Recent comments from Turtlekill
have stimulated me to consider alternative ways in which a person might wish to order his/her life. Both men and women are being shortchanged by current societal expectations.
For women, some evidence suggests that having children at an early age (in her twenties) produces health benefits for both mother and child. But all health concerns aside, is it possible that there is something inherent in the process of raising a very young child that teaches something to a parent that cannot be easily learned any other way? Is it possible that child-raising itself offers benefits to the mother (primarily), that will stand her in good stead in the course of her later career?
I suggest that this is the case, that watching and aiding the physical and mental development of a very small child provides a learning experience that is very profound and very valuable. Such an experience is also frequently very rewarding emotionally, and frequently not regarded as a sacrifice.
A woman trained in human nature by very young professors-in-diapers, can be a formidable judge of character indeed. Often what seems to be missing in trial judges in courts of law, entrepreneurs, and rising executives in enterprise, is that very character judgement. Yet so often professors of feminism discourage young women from having children early, and disparage and criticise women who make such a choice for early child rearing. Perhaps they lack good judgement themselves?
Young men are also putting off marriage and child-rearing later and later in their lives. ( Why should they buy the cow when they can get the milk for free, so to speak?) It is not only the mother who learns from the young child. If the father will pay attention and attend to the child himself, he could also learn a great deal about human nature, and also gain an emotional reward.Education
It is expected that children of college educated parents will also go to college, and beyond. In fact, it is desired, "societally", that most youth should graduate from high school and go on to graduate from college. But is that the best plan for the youth, and for "society?"
With the internet (and before that with public libraries), virtually everyone can have the knowledge base and erudition of the college educated, regardless of their formal educational attainment--as long as they can read and learn to operate a computer. With faster connection speeds and more advanced interfaces, virtually any type of knowledge or skill will be available over the net.
The lack of a college degree did not keep some of the most famous billionaires and tycoons from achieving their wealth. In a large part of the world, it is still a person's capacity to achieve that counts, rather than the degrees behind the name. Children and youth need to learn real world skills, and problem-solving skills well enough that they acquire justified confidence in their ability to make their way in the world. A college degree is no substitute for confidence based upon achievement.
Unfortunately, the educational system in the west is devised to deny children and youth the opportunity to achieve anything meaningful. This is because the people who devise and revise the educational system do not have real-world skills themselves, so fail to see any value in them. Educated idiots, is the cruel but accurate description for a large proportion of university professors and professors of education. How are these educated idiots going to help students to acquire necessary skills that the idiots do not even recognise as important?
University of Minnesota scholars Harkins and Moravec
have put forward a bold plan for making universities relevant again.
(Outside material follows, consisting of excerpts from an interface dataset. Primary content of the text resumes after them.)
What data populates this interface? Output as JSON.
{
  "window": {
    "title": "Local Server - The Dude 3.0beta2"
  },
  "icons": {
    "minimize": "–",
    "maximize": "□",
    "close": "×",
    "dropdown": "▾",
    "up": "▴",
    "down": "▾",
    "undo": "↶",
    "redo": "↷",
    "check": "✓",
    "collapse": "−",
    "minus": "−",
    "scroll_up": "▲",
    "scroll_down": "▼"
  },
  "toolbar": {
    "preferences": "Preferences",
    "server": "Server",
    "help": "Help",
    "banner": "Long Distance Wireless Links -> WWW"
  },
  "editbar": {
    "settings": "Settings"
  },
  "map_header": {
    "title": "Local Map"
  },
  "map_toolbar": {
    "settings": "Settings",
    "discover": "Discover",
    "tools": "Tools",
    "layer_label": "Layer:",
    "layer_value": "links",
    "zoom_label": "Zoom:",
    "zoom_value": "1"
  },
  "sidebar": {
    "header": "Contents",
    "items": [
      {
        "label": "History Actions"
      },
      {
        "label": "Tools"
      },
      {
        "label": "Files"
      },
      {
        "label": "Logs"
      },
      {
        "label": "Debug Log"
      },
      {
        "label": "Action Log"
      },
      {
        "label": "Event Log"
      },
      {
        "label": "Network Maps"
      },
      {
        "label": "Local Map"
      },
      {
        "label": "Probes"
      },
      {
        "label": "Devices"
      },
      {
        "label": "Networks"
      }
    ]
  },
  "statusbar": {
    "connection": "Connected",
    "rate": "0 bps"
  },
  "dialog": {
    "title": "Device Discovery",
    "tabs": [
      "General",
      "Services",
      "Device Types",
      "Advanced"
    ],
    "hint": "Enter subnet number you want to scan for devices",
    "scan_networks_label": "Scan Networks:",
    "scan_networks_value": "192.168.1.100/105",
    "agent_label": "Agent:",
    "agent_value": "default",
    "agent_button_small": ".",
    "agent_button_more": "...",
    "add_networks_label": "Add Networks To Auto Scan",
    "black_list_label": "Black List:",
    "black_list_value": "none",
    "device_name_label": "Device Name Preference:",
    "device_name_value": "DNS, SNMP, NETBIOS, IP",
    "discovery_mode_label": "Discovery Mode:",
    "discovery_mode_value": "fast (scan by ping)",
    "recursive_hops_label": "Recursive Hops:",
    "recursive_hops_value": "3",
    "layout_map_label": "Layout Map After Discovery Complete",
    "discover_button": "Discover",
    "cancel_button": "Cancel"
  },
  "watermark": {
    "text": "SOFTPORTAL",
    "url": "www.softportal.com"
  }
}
Their Leapfrog University proposal
is a hopeful and reasonable approach to making universities a fertile bed for growing solutions to societies problems.
But not everyone, not even most, perhaps, should go to university. A university education is no guarantee of success or competence. The more society tries to force everyone to get a college degree, the less value the certificate seems to have. Then you need a masters, a doctorate, a post-doc, a post-post-doctoral fellowship, and so on, to distinguish yourself academically.
But in the real world, it is competence that counts. Competence and confidence that is based upon competence. One alternative to college for young men (and recently for young women) has always been military service. Many young people go into the military uncertain and unskilled, and come out with job competencies that in civilian life might have taken much longer to acquire.
In an opportunity society, it is entrepreneurs and independent businesspeople who have the greatest potential for economic growth. In the independent business world, you do not generally need a degree if you have the competence. This is more true in the trades, in businesses that service the large businesses, and in new pioneer industries, where rigour mortis has not set in, as it has in the professions.
An intelligent high school dropout can still apprentice in a trade, learn the business, then strike out on his/her own. If able to out-compete, the dropout can grow a new business to an impressive size, and either cash it in or move to a supervisory and planning role and live on the proceeds. Not bad for a dropout. Better to have the degree, perhaps, but there are ways to compensate if people are open to them.
How many people have internalised the attitude of "failure" or "loser" because of the limited and overly critical attitude of many in society toward educational and professional achievement? How many of these go on to become failures, losers, drunks, junkies, etc. because of this subconscious internalisation of society's attitudes? What might they have contributed if they had been given all their options when they were young?
But how could they, when there is such prejudice against alternative orderings of one's life? When their teachers themselves serve merely as conformist enforcers for the larger society?
These are very interesting things to consider. Do not for a moment believe that this blog has seen the last of speculations on this topic.
Labels: academic lobotomy, education